As spring hovers on the horizon, March is a good time to start thinking about exams and competitions. While good preparation in advance is vital, so is effective interpretation of the results after the event. Whether your students perform flawlessly or fumble, it’s important to help them understand their results in context.
1. Familiarize yourself with the competition’s rules or the examination syllabus. You want to be able to answer your students’ questions and address their concerns. Check the organizer’s website or chat with a colleague who has been through the process.
2. Learn about how to dispute results. You’ll want to be sure you understand the procedure in case you have to explain it to a student and their parents. If you genuinely feel a student’s mark or result is not indicative of her performance, help your student learn grace under pressure from your behaviour handling the situation.
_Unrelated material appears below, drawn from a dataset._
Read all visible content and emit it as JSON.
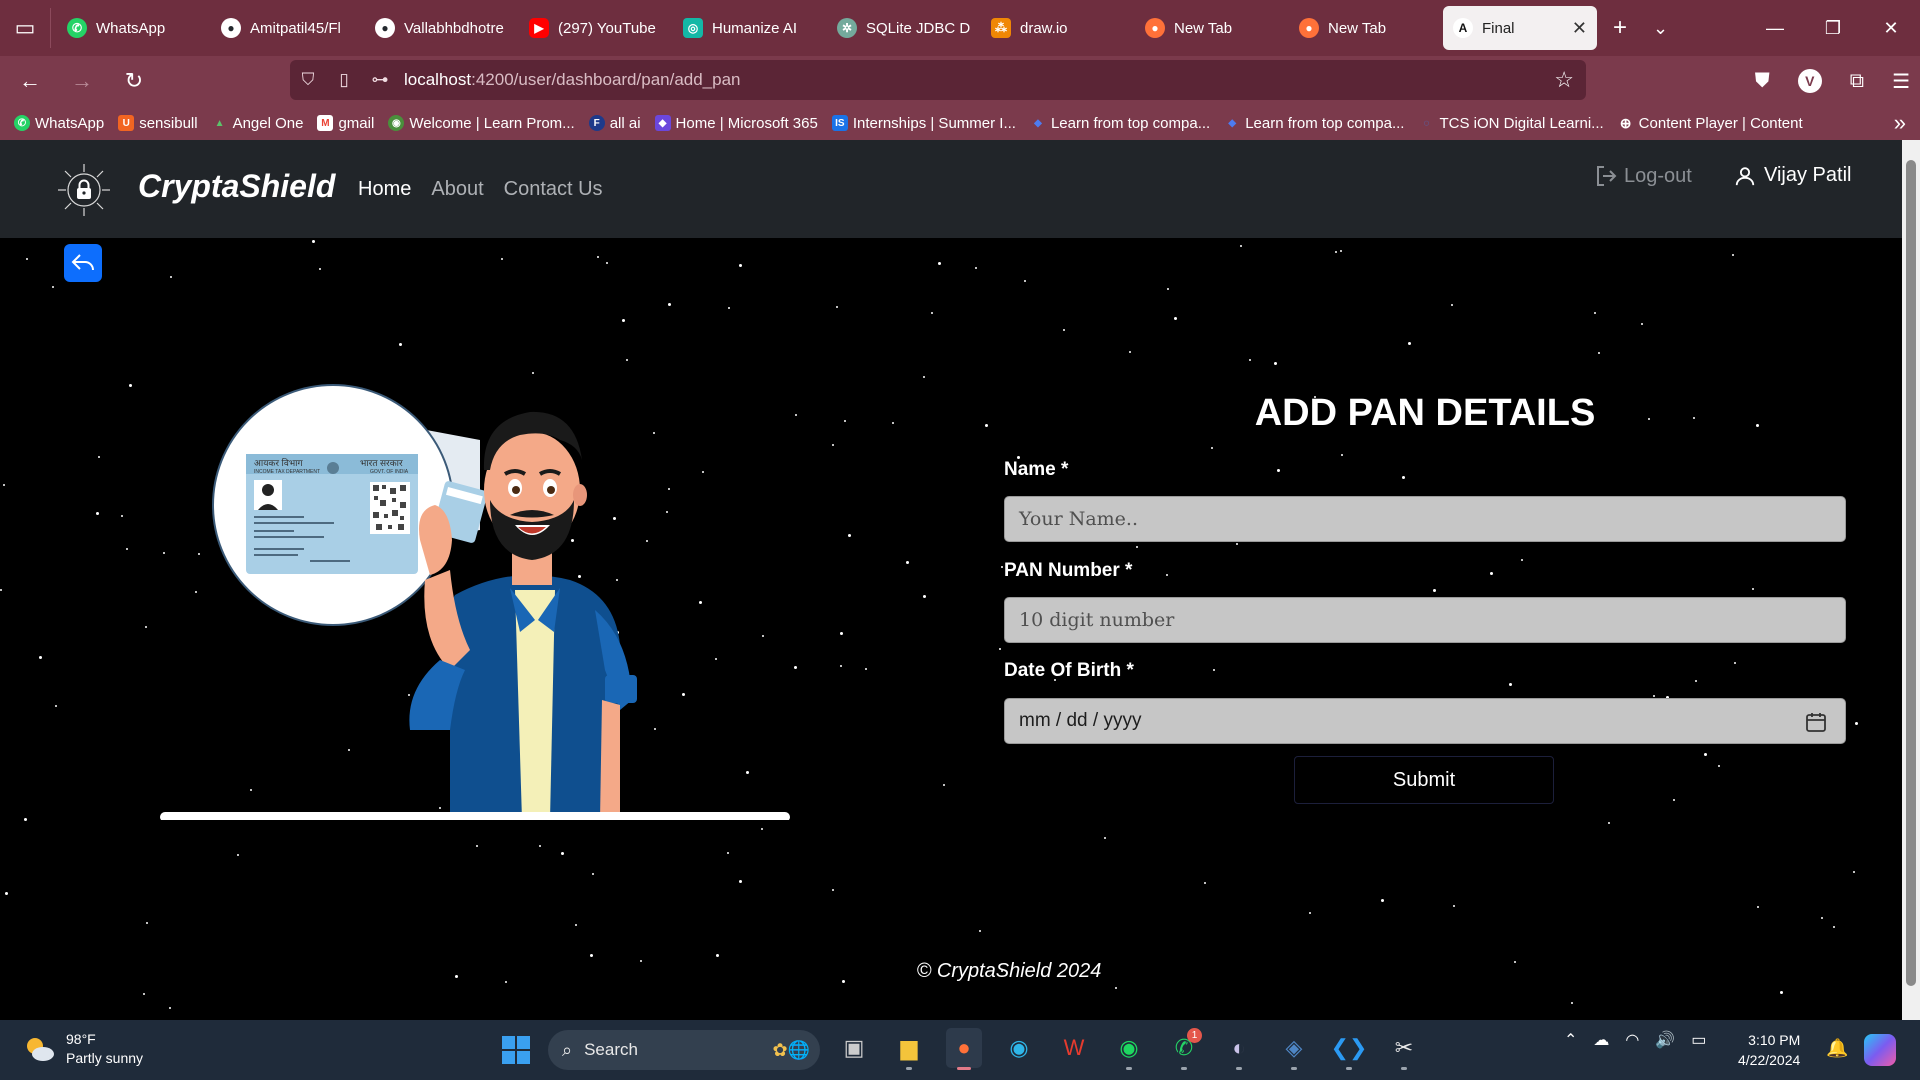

3. Remind your students before the event that no single result is ever the measure of a dancer. Even with the best preparation in the world, performance results are unpredictable, which is why appreciating the journey and experience of preparing should be a reward on its own. If your class or team are preparing to compete or perform together, focus on the camaraderie and the journey you have together, regardless of the end results.
4. Good results are good; encourage your students to celebrate their hard work! But once that exam or competition is over, it’s back to the normal routine. Channel your students’ drive from the event into classes and rehearsals, which can help keep them focussed and ward off post-event blues.
5. There are many ways to view failing an exam. If a student does fail, help them to understand that they simply didn’t meet the requirements that time around. Most exams can be retaken and if a student is trying for the second time, they’ll be that much more prepared.
6. Remind your students that a negative result is not something that will follow them around for the rest of their dance life. The same can be said of success; it’s just the outcome of one day. Either way, they will grow from the experience and learn about performing under pressure, which is an important skill for dancers to develop.
And of course, let your students know that you are proud of them for pushing themselves to tackle an exam or competition! Whether they get the results they wanted or expected isn’t the most important thing. Knowing they have your support will be very meaningful to them, and will help them understand and absorb their results whatever they may be.